“The men of Beth-shemesh said, ‘Who is able to stand before the Lord, this holy God? And to whom shall he go up away from us?’ ” (v. 20).- 1 Samuel 6
The Philistines thought that Yahweh, the covenant Lord of Israel, was just one god among many. When they captured the ark of God at the end of the life of Eli the priest (1 Sam. 4), they set the ark in the temple of their god Dagon, for they believed Dagon had defeated Yahweh and that Yahweh could be worshiped alongside Dagon. But the Philistines soon learned that Yahweh was no mere rival to their god. Yahweh displayed His sovereign power while the ark was in Dagon’s temple. He broke the idol of Dagon and afflicted the Philistines with tumors for treating Him as one god among many (chap. 5), thereby revealing Himself not only as higher than Dagon but as the one, true creator God.
The Philistines had to get rid of the ark if the plague was to be stopped. Today’s passage tells us how they did this, and it also tells us that God sent rats among the Philistines while the ark was with them. The Philistine priests told the people to send the ark back with a “guilt offering”—five golden rats and five golden tumors according to the five “Philistine rulers” (1 Sam. 6:1–5). This references the five major Philistine cities located near the Mediterranean coast, each with its own leader. Commentators indicate that the Philistine priests were employing a kind of “sympathetic magic.” By sending the tumors and rats away, the Philistines thought they would send the plague out of their land.
The Philistines set the golden images and the ark on a cart drawn by two cows that had never been yoked and that had some young calves. Female cows that had never been yoked would instinctively go to their young, so if the oxen were to head for Israel, it would be a sign that Yahweh had brought about the plagues and that He accepted the gold offerings.

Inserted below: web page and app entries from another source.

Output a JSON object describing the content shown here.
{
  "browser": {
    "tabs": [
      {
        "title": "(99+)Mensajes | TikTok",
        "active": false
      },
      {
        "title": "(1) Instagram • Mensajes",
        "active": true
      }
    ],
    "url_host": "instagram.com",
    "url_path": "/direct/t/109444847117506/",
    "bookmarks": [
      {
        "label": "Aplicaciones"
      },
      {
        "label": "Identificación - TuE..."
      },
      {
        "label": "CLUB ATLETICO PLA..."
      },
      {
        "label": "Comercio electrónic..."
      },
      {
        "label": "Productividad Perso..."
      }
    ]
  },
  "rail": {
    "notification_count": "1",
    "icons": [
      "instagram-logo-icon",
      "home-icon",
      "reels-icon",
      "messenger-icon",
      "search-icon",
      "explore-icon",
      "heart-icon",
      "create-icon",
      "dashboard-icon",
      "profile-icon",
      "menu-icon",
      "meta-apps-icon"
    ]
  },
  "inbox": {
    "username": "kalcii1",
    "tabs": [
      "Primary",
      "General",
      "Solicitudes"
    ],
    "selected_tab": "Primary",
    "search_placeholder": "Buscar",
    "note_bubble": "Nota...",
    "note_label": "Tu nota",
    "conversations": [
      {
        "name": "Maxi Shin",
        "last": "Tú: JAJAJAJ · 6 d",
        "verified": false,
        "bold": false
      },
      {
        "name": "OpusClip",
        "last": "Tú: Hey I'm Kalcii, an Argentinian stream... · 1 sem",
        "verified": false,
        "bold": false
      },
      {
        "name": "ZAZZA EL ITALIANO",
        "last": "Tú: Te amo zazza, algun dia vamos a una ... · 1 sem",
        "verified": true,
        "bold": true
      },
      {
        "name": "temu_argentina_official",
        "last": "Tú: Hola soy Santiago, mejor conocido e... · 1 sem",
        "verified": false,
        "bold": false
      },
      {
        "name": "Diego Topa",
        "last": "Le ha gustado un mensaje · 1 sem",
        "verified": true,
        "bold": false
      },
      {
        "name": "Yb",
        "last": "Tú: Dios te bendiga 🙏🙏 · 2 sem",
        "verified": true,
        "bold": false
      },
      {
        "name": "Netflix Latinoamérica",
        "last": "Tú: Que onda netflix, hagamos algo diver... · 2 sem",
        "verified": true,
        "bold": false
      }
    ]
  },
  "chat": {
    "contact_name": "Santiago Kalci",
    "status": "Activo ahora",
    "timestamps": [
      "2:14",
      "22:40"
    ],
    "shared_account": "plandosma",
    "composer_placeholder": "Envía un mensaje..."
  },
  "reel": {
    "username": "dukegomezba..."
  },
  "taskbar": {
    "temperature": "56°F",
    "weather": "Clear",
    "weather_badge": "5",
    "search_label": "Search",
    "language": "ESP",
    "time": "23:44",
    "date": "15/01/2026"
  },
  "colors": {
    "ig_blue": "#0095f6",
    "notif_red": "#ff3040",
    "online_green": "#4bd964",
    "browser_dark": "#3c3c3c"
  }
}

Yahweh did direct the cart back to Israel, for the cows were compelled to head for the Israelite town of Beth-shemesh, lowing all the way (vv. 6–16).
But when the ark came to Beth-shemesh, God put seventy inhabitants of the city to death because they “looked into the ark” (vv. 17–21). They treated the ark with contempt, handling it even though only the Kohathites, from the tribe of Levi, were supposed to touch it (Num. 3:27–32). That they did so should not surprise us, for the Israelites had lost the ark in the first place by treating it as a magical talisman, trusting in its presence instead of the God whose footstool it was (1 Sam. 4:1–11).
The Bible reveals a God who cannot be manipulated by human beings. However, God’s people have not always embraced this truth consistently. In Samuel’s day, they treated the ark as a talisman and looked inside it when they were not supposed to (1 Sam. 4:1–11; 6:17–21). Such idolatrous and manipulative practices ended poorly for the Israelites. Things will not go well for us either if we try to manipulate the Lord.
Passages for Further Study
2 Samuel 6:1–7